"In this photo (above) my mum, my brother and a school teacher are eating a meal. Menstrual girls have to stay separate while eating and this means I am kept away from my regular eating place.
In this moment I don't feel like I am a member of my family. I don't even like to eat. I feel like crying.
I'd like to question why it is believed that menstruation is a sin. My parents say that if I do not follow the social customs something very bad will happen. I ask myself, how long do I have to go on like this?"
“When girls experience their first menstruation they are not allowed to look into mirrors. I think that is wrong.” - Sushma Diyali, 15
Sushma Diyali lives with her mother and father as well as her younger sister Sony, 13, and Bibesh, five. She likes reading story books and painting.
Her parents do not impose any restrictions on her when she is menstruating, although she had to move out of the family home during her first period. She documents the struggles faced by her friends, as well as the lack of vital sanitation at her school.
When she grows up, Sushma wants to be a doctor.
"This is a picture of the mirror and comb that I use at my house (above). In our society, when girls experience their first menstruation we are not allowed to look into mirrors or comb our hair. I think that is wrong.
I have many friends whose families are really strict about these practices. I think mirrors and combs are a means of cleanliness and, as a human, it's very important that you should stay clean and healthy."
"This is my friend returning home (above) because there are no pads available at school. When we menstruate we use homemade pads because they are reusable.
But sometimes we forget to carry pads along with us, and sometimes the situation can be unpredictable, meaning we have to go to home. It consumes a lot of time and we miss so many subjects and classes.
If schools had the provision to provide pads and clean drinking water, as well as proper toilets to change pads, it would lessen almost every problem we students are facing."
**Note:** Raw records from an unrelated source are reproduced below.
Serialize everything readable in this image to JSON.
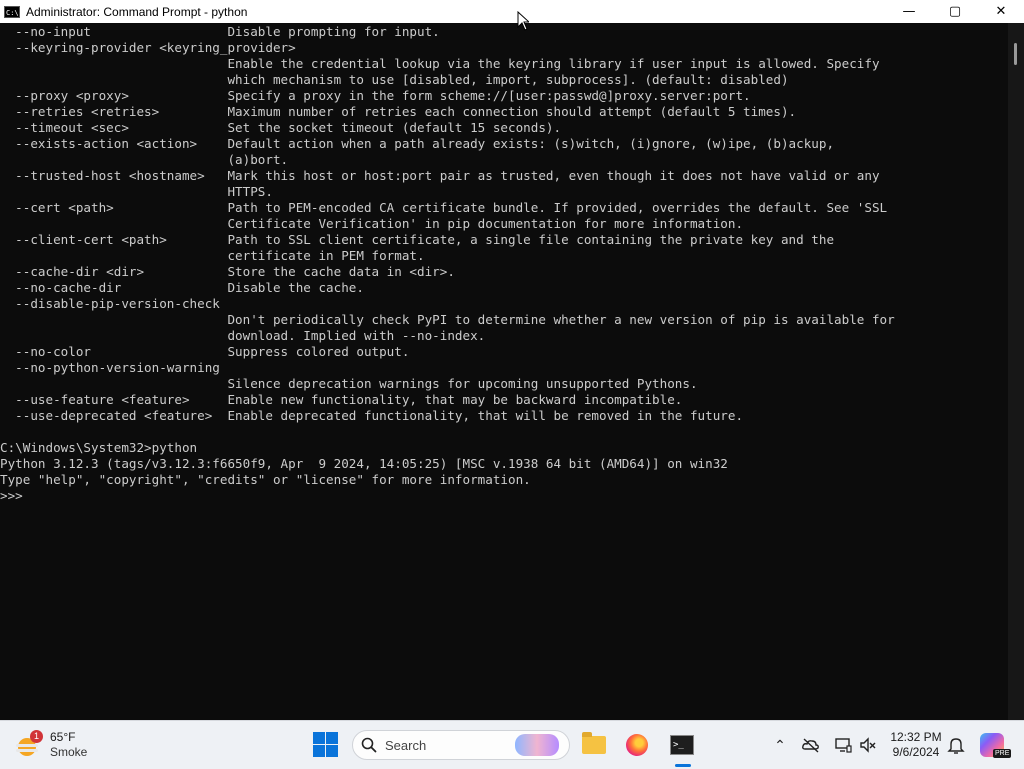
{
  "window": {
    "title": "Administrator: Command Prompt - python",
    "icon_text": "C:\\",
    "controls": {
      "minimize": "—",
      "maximize": "▢",
      "close": "✕"
    }
  },
  "console": {
    "lines": [
      "  --no-input                  Disable prompting for input.",
      "  --keyring-provider <keyring_provider>",
      "                              Enable the credential lookup via the keyring library if user input is allowed. Specify",
      "                              which mechanism to use [disabled, import, subprocess]. (default: disabled)",
      "  --proxy <proxy>             Specify a proxy in the form scheme://[user:passwd@]proxy.server:port.",
      "  --retries <retries>         Maximum number of retries each connection should attempt (default 5 times).",
      "  --timeout <sec>             Set the socket timeout (default 15 seconds).",
      "  --exists-action <action>    Default action when a path already exists: (s)witch, (i)gnore, (w)ipe, (b)ackup,",
      "                              (a)bort.",
      "  --trusted-host <hostname>   Mark this host or host:port pair as trusted, even though it does not have valid or any",
      "                              HTTPS.",
      "  --cert <path>               Path to PEM-encoded CA certificate bundle. If provided, overrides the default. See 'SSL",
      "                              Certificate Verification' in pip documentation for more information.",
      "  --client-cert <path>        Path to SSL client certificate, a single file containing the private key and the",
      "                              certificate in PEM format.",
      "  --cache-dir <dir>           Store the cache data in <dir>.",
      "  --no-cache-dir              Disable the cache.",
      "  --disable-pip-version-check",
      "                              Don't periodically check PyPI to determine whether a new version of pip is available for",
      "                              download. Implied with --no-index.",
      "  --no-color                  Suppress colored output.",
      "  --no-python-version-warning",
      "                              Silence deprecation warnings for upcoming unsupported Pythons.",
      "  --use-feature <feature>     Enable new functionality, that may be backward incompatible.",
      "  --use-deprecated <feature>  Enable deprecated functionality, that will be removed in the future.",
      "",
      "C:\\Windows\\System32>python",
      "Python 3.12.3 (tags/v3.12.3:f6650f9, Apr  9 2024, 14:05:25) [MSC v.1938 64 bit (AMD64)] on win32",
      "Type \"help\", \"copyright\", \"credits\" or \"license\" for more information.",
      ">>> "
    ]
  },
  "taskbar": {
    "weather": {
      "temp": "65°F",
      "condition": "Smoke",
      "badge": "1",
      "icon": "sun-haze-icon"
    },
    "search": {
      "placeholder": "Search"
    },
    "apps": [
      {
        "name": "File Explorer",
        "icon": "folder-icon"
      },
      {
        "name": "Firefox",
        "icon": "firefox-icon"
      },
      {
        "name": "Command Prompt",
        "icon": "cmd-icon",
        "active": true
      }
    ],
    "tray": {
      "chevron": "⌃",
      "clock_time": "12:32 PM",
      "clock_date": "9/6/2024",
      "copilot_badge": "PRE"
    },
    "colors": {
      "accent": "#0a74da",
      "taskbar_bg": "#eef1f5"
    }
  }
}
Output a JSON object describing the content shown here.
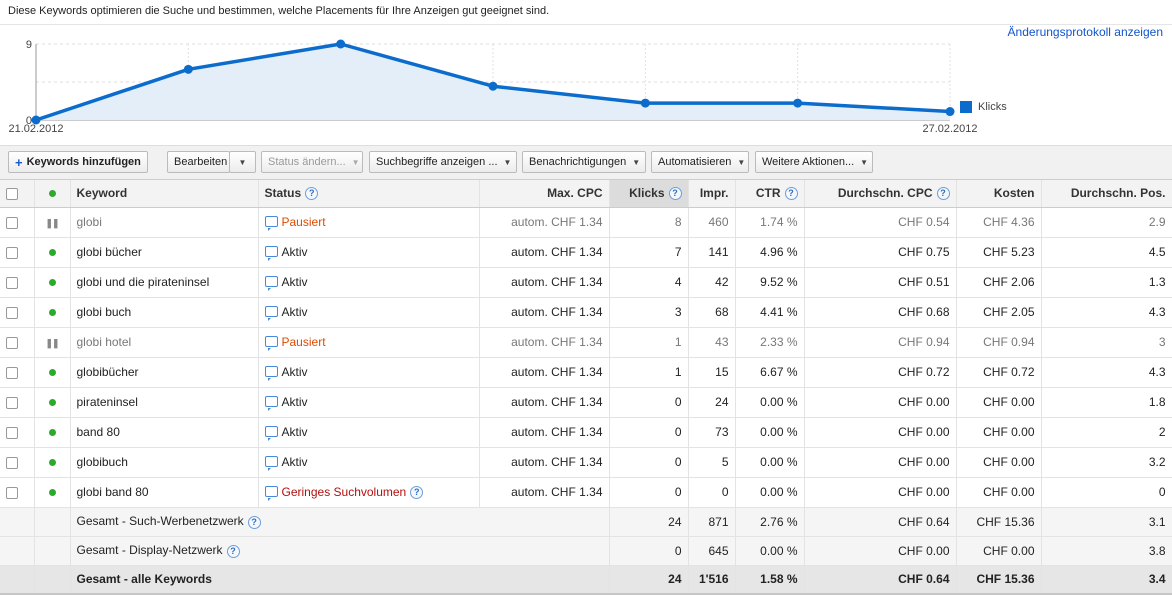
{
  "header": {
    "description": "Diese Keywords optimieren die Suche und bestimmen, welche Placements für Ihre Anzeigen gut geeignet sind.",
    "change_log_link": "Änderungsprotokoll anzeigen"
  },
  "chart_data": {
    "type": "area",
    "series": [
      {
        "name": "Klicks",
        "values": [
          0,
          6,
          9,
          4,
          2,
          2,
          1
        ]
      }
    ],
    "x": [
      "21.02.2012",
      "22.02.2012",
      "23.02.2012",
      "24.02.2012",
      "25.02.2012",
      "26.02.2012",
      "27.02.2012"
    ],
    "x_tick_labels": [
      "21.02.2012",
      "27.02.2012"
    ],
    "y_tick_labels": [
      "0",
      "9"
    ],
    "ylim": [
      0,
      9
    ],
    "color": "#0c6ccc",
    "fill": "#e3eef9",
    "legend_position": "right",
    "grid": true
  },
  "toolbar": {
    "add_keywords": "Keywords hinzufügen",
    "edit": "Bearbeiten",
    "change_status": "Status ändern...",
    "search_terms": "Suchbegriffe anzeigen ...",
    "notifications": "Benachrichtigungen",
    "automate": "Automatisieren",
    "more_actions": "Weitere Aktionen..."
  },
  "table": {
    "headers": {
      "keyword": "Keyword",
      "status": "Status",
      "max_cpc": "Max. CPC",
      "clicks": "Klicks",
      "impr": "Impr.",
      "ctr": "CTR",
      "avg_cpc": "Durchschn. CPC",
      "cost": "Kosten",
      "avg_pos": "Durchschn. Pos."
    },
    "rows": [
      {
        "keyword": "globi",
        "status": "Pausiert",
        "max_cpc": "autom. CHF 1.34",
        "clicks": "8",
        "impr": "460",
        "ctr": "1.74 %",
        "avg_cpc": "CHF 0.54",
        "cost": "CHF 4.36",
        "avg_pos": "2.9"
      },
      {
        "keyword": "globi bücher",
        "status": "Aktiv",
        "max_cpc": "autom. CHF 1.34",
        "clicks": "7",
        "impr": "141",
        "ctr": "4.96 %",
        "avg_cpc": "CHF 0.75",
        "cost": "CHF 5.23",
        "avg_pos": "4.5"
      },
      {
        "keyword": "globi und die pirateninsel",
        "status": "Aktiv",
        "max_cpc": "autom. CHF 1.34",
        "clicks": "4",
        "impr": "42",
        "ctr": "9.52 %",
        "avg_cpc": "CHF 0.51",
        "cost": "CHF 2.06",
        "avg_pos": "1.3"
      },
      {
        "keyword": "globi buch",
        "status": "Aktiv",
        "max_cpc": "autom. CHF 1.34",
        "clicks": "3",
        "impr": "68",
        "ctr": "4.41 %",
        "avg_cpc": "CHF 0.68",
        "cost": "CHF 2.05",
        "avg_pos": "4.3"
      },
      {
        "keyword": "globi hotel",
        "status": "Pausiert",
        "max_cpc": "autom. CHF 1.34",
        "clicks": "1",
        "impr": "43",
        "ctr": "2.33 %",
        "avg_cpc": "CHF 0.94",
        "cost": "CHF 0.94",
        "avg_pos": "3"
      },
      {
        "keyword": "globibücher",
        "status": "Aktiv",
        "max_cpc": "autom. CHF 1.34",
        "clicks": "1",
        "impr": "15",
        "ctr": "6.67 %",
        "avg_cpc": "CHF 0.72",
        "cost": "CHF 0.72",
        "avg_pos": "4.3"
      },
      {
        "keyword": "pirateninsel",
        "status": "Aktiv",
        "max_cpc": "autom. CHF 1.34",
        "clicks": "0",
        "impr": "24",
        "ctr": "0.00 %",
        "avg_cpc": "CHF 0.00",
        "cost": "CHF 0.00",
        "avg_pos": "1.8"
      },
      {
        "keyword": "band 80",
        "status": "Aktiv",
        "max_cpc": "autom. CHF 1.34",
        "clicks": "0",
        "impr": "73",
        "ctr": "0.00 %",
        "avg_cpc": "CHF 0.00",
        "cost": "CHF 0.00",
        "avg_pos": "2"
      },
      {
        "keyword": "globibuch",
        "status": "Aktiv",
        "max_cpc": "autom. CHF 1.34",
        "clicks": "0",
        "impr": "5",
        "ctr": "0.00 %",
        "avg_cpc": "CHF 0.00",
        "cost": "CHF 0.00",
        "avg_pos": "3.2"
      },
      {
        "keyword": "globi band 80",
        "status": "Geringes Suchvolumen",
        "max_cpc": "autom. CHF 1.34",
        "clicks": "0",
        "impr": "0",
        "ctr": "0.00 %",
        "avg_cpc": "CHF 0.00",
        "cost": "CHF 0.00",
        "avg_pos": "0"
      }
    ],
    "totals": [
      {
        "label": "Gesamt - Such-Werbenetzwerk",
        "clicks": "24",
        "impr": "871",
        "ctr": "2.76 %",
        "avg_cpc": "CHF 0.64",
        "cost": "CHF 15.36",
        "avg_pos": "3.1"
      },
      {
        "label": "Gesamt - Display-Netzwerk",
        "clicks": "0",
        "impr": "645",
        "ctr": "0.00 %",
        "avg_cpc": "CHF 0.00",
        "cost": "CHF 0.00",
        "avg_pos": "3.8"
      },
      {
        "label": "Gesamt - alle Keywords",
        "clicks": "24",
        "impr": "1'516",
        "ctr": "1.58 %",
        "avg_cpc": "CHF 0.64",
        "cost": "CHF 15.36",
        "avg_pos": "3.4"
      }
    ]
  }
}
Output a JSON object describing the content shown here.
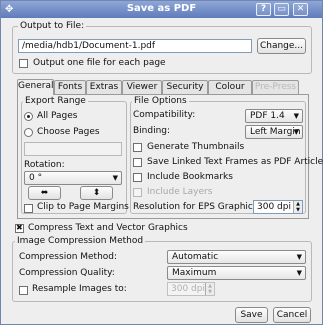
{
  "window": {
    "title": "Save as PDF",
    "help": "?",
    "minimize": "▭",
    "close": "✕"
  },
  "output": {
    "legend": "Output to File:",
    "path": "/media/hdb1/Document-1.pdf",
    "change_label": "Change...",
    "one_file_label": "Output one file for each page"
  },
  "tabs": [
    "General",
    "Fonts",
    "Extras",
    "Viewer",
    "Security",
    "Colour",
    "Pre-Press"
  ],
  "export_range": {
    "legend": "Export Range",
    "all_pages": "All Pages",
    "choose_pages": "Choose Pages",
    "rotation_label": "Rotation:",
    "rotation_value": "0 °",
    "flip_h": "⬌",
    "flip_v": "⬍",
    "clip_label": "Clip to Page Margins"
  },
  "file_options": {
    "legend": "File Options",
    "compat_label": "Compatibility:",
    "compat_value": "PDF 1.4",
    "binding_label": "Binding:",
    "binding_value": "Left Margin",
    "thumbnails": "Generate Thumbnails",
    "linked_frames": "Save Linked Text Frames as PDF Articles",
    "bookmarks": "Include Bookmarks",
    "layers": "Include Layers",
    "eps_res_label": "Resolution for EPS Graphics:",
    "eps_res_value": "300 dpi"
  },
  "compress_text": "Compress Text and Vector Graphics",
  "image_compression": {
    "legend": "Image Compression Method",
    "method_label": "Compression Method:",
    "method_value": "Automatic",
    "quality_label": "Compression Quality:",
    "quality_value": "Maximum",
    "resample_label": "Resample Images to:",
    "resample_value": "300 dpi"
  },
  "save_label": "Save",
  "cancel_label": "Cancel"
}
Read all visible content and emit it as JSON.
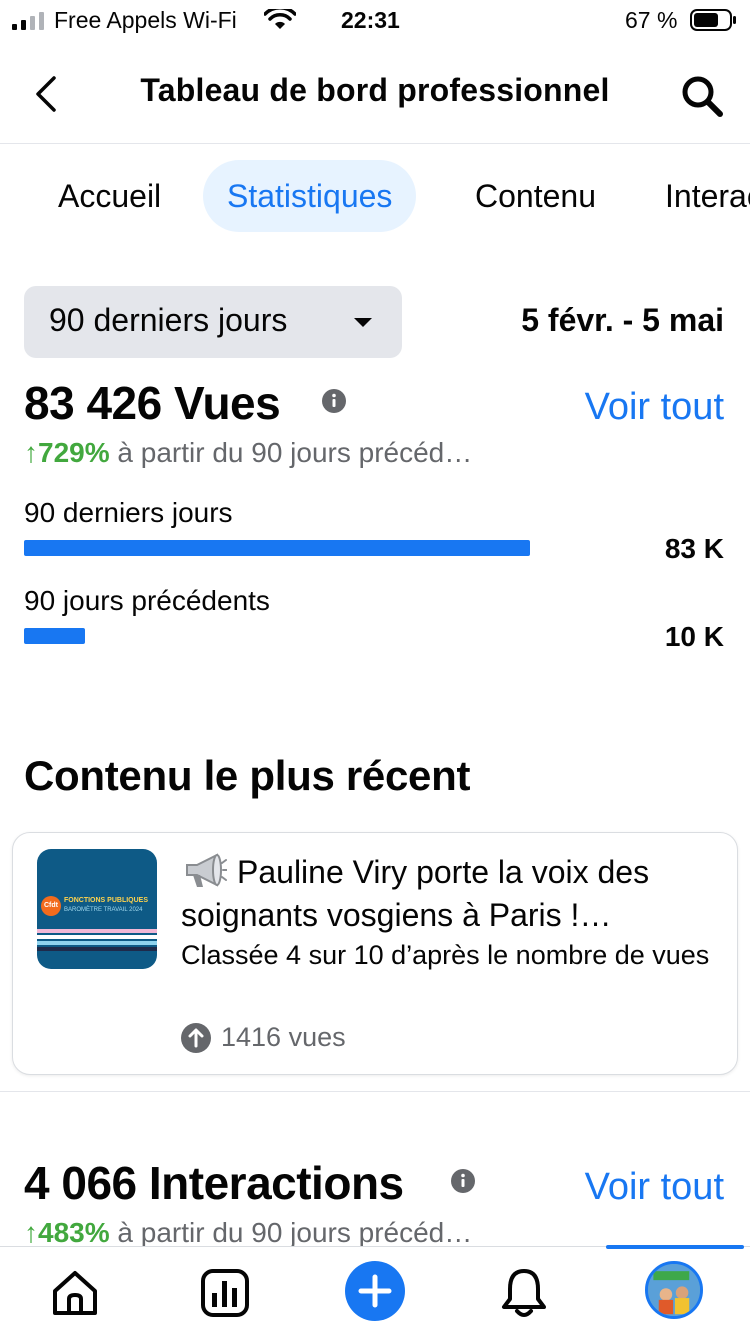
{
  "status_bar": {
    "carrier": "Free Appels Wi-Fi",
    "time": "22:31",
    "battery_percent": "67 %",
    "icons": [
      "signal-icon",
      "wifi-icon",
      "battery-icon"
    ]
  },
  "header": {
    "title": "Tableau de bord professionnel",
    "icons": [
      "back-chevron-icon",
      "search-icon"
    ]
  },
  "tabs": [
    {
      "label": "Accueil",
      "active": false
    },
    {
      "label": "Statistiques",
      "active": true
    },
    {
      "label": "Contenu",
      "active": false
    },
    {
      "label": "Interactions",
      "active": false
    }
  ],
  "filters": {
    "range_label": "90 derniers jours",
    "date_range": "5 févr. - 5 mai"
  },
  "views": {
    "title": "83 426 Vues",
    "see_all": "Voir tout",
    "delta_pct": "↑729%",
    "delta_text": " à partir du 90 jours précéd…",
    "bars": [
      {
        "label": "90 derniers jours",
        "value": "83 K",
        "fraction": 1.0
      },
      {
        "label": "90 jours précédents",
        "value": "10 K",
        "fraction": 0.12
      }
    ]
  },
  "recent_content": {
    "section_title": "Contenu le plus récent",
    "post": {
      "thumbnail_text": [
        "Cfdt",
        "FONCTIONS PUBLIQUES",
        "BAROMÈTRE TRAVAIL 2024"
      ],
      "title": "Pauline Viry porte la voix des soignants vosgiens à Paris !…",
      "rank": "Classée 4 sur 10 d’après le nombre de vues",
      "views": "1416 vues",
      "icons": [
        "megaphone-icon",
        "arrow-up-circle-icon"
      ]
    }
  },
  "interactions": {
    "title": "4 066 Interactions",
    "see_all": "Voir tout",
    "delta_pct": "↑483%",
    "delta_text": " à partir du 90 jours précéd…"
  },
  "bottom_nav": {
    "items": [
      "home-icon",
      "insights-icon",
      "create-plus-icon",
      "notifications-bell-icon",
      "profile-avatar"
    ]
  },
  "colors": {
    "accent": "#1877f2",
    "positive": "#42a83e",
    "secondary_text": "#65676b",
    "tab_active_bg": "#e7f3ff"
  }
}
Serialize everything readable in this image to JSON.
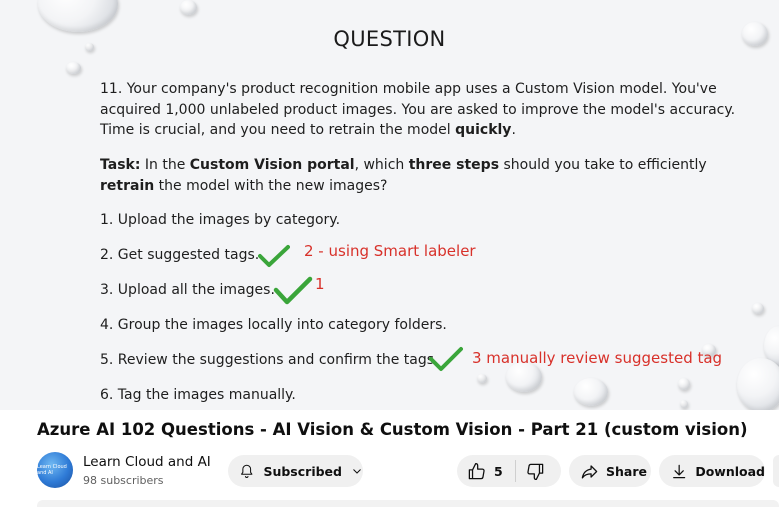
{
  "video_frame": {
    "heading": "QUESTION",
    "question_parts": [
      {
        "text": "11. Your company's product recognition mobile app uses a Custom Vision model. You've acquired 1,000 unlabeled product images. You are asked to improve the model's accuracy. Time is crucial, and you need to retrain the model ",
        "bold": false
      },
      {
        "text": "quickly",
        "bold": true
      },
      {
        "text": ".",
        "bold": false
      }
    ],
    "task_parts": [
      {
        "text": "Task:",
        "bold": true
      },
      {
        "text": " In the ",
        "bold": false
      },
      {
        "text": "Custom Vision portal",
        "bold": true
      },
      {
        "text": ", which ",
        "bold": false
      },
      {
        "text": "three steps",
        "bold": true
      },
      {
        "text": " should you take to efficiently ",
        "bold": false
      },
      {
        "text": "retrain",
        "bold": true
      },
      {
        "text": " the model with the new images?",
        "bold": false
      }
    ],
    "steps": [
      "1. Upload the images by category.",
      "2.  Get suggested tags.",
      "3.  Upload all the images.",
      "4.  Group the images locally into category folders.",
      "5.  Review the suggestions and confirm the tags.",
      "6.  Tag the images manually."
    ],
    "annotations": {
      "step2": "2 - using Smart labeler",
      "step3": "1",
      "step5": "3 manually review suggested tag"
    },
    "check_color": "#3aa53a",
    "note_color": "#d8312a"
  },
  "video_title": "Azure AI 102 Questions - AI Vision & Custom Vision - Part 21 (custom vision)",
  "channel": {
    "name": "Learn Cloud and AI",
    "subscribers": "98 subscribers",
    "avatar_text": "Learn Cloud and AI"
  },
  "actions": {
    "subscribed_label": "Subscribed",
    "like_count": "5",
    "share_label": "Share",
    "download_label": "Download"
  }
}
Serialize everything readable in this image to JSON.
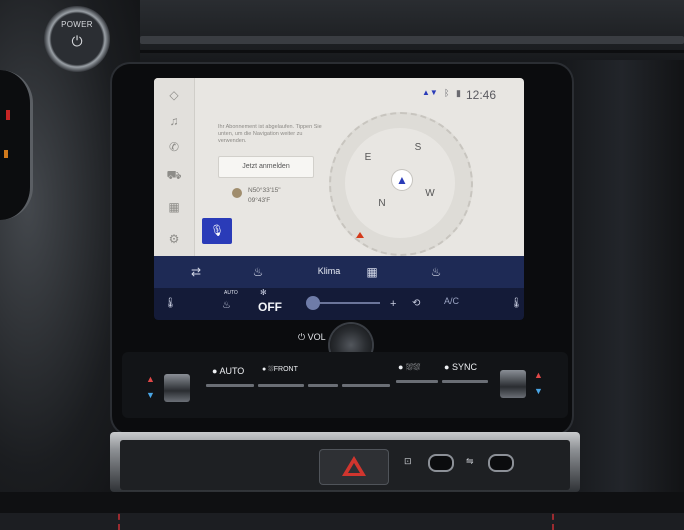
{
  "hardware": {
    "power_label": "POWER",
    "power_icon": "power-icon",
    "vol_label": "VOL",
    "auto_label": "AUTO",
    "front_label": "FRONT",
    "sync_label": "SYNC",
    "hazard_icon": "hazard-icon"
  },
  "status": {
    "time": "12:46",
    "signal": "signal-icon",
    "bluetooth": "bluetooth-icon"
  },
  "sidebar": {
    "items": [
      {
        "icon": "nav-icon"
      },
      {
        "icon": "music-icon"
      },
      {
        "icon": "phone-icon"
      },
      {
        "icon": "car-icon"
      },
      {
        "icon": "apps-icon"
      },
      {
        "icon": "settings-icon"
      }
    ]
  },
  "navigation": {
    "message": "Ihr Abonnement ist abgelaufen. Tippen Sie unten, um die Navigation weiter zu verwenden.",
    "register_button": "Jetzt anmelden",
    "coordinates_line1": "N50°33'15\"",
    "coordinates_line2": "09°43'F",
    "compass": {
      "n": "N",
      "s": "S",
      "e": "E",
      "w": "W"
    }
  },
  "menu": {
    "label": "Klima"
  },
  "climate": {
    "auto": "AUTO",
    "off": "OFF",
    "plus": "+",
    "ac": "A/C"
  },
  "colors": {
    "accent_blue": "#2a3bb8",
    "climate_bar": "#141b38",
    "menu_bar": "#1e2a55",
    "stitch_red": "#9b2b30",
    "hazard_red": "#d0352e"
  }
}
"This is the place (above) where I hang my pads to dry out in the sun. Here I have hung various pieces of clothes that I use as pads. We have to wash them properly with soap and water to keep ourselves safe from the various diseases we are prone to. Hygiene is very important when it comes to health."
"I don't feel like going to school during my menstruation because of various reasons such as the unavailability of pads and rooms for changing them.
Because of lack of such services, girls like me (above) have to face various discomforts especially during menstruation. If we had girl friendly toilets in our schools I, along with my friends, would be really happy and not have to miss out on our classes."
"These are the toilets in our school (above). Although we have six to seven of them, not every toilet is open. Some are under construction, some are already damaged, some have no locking system and some have no doors. All of these toilets need serious reconstruction however, nothing has been done."
To find out more, visit wateraid.org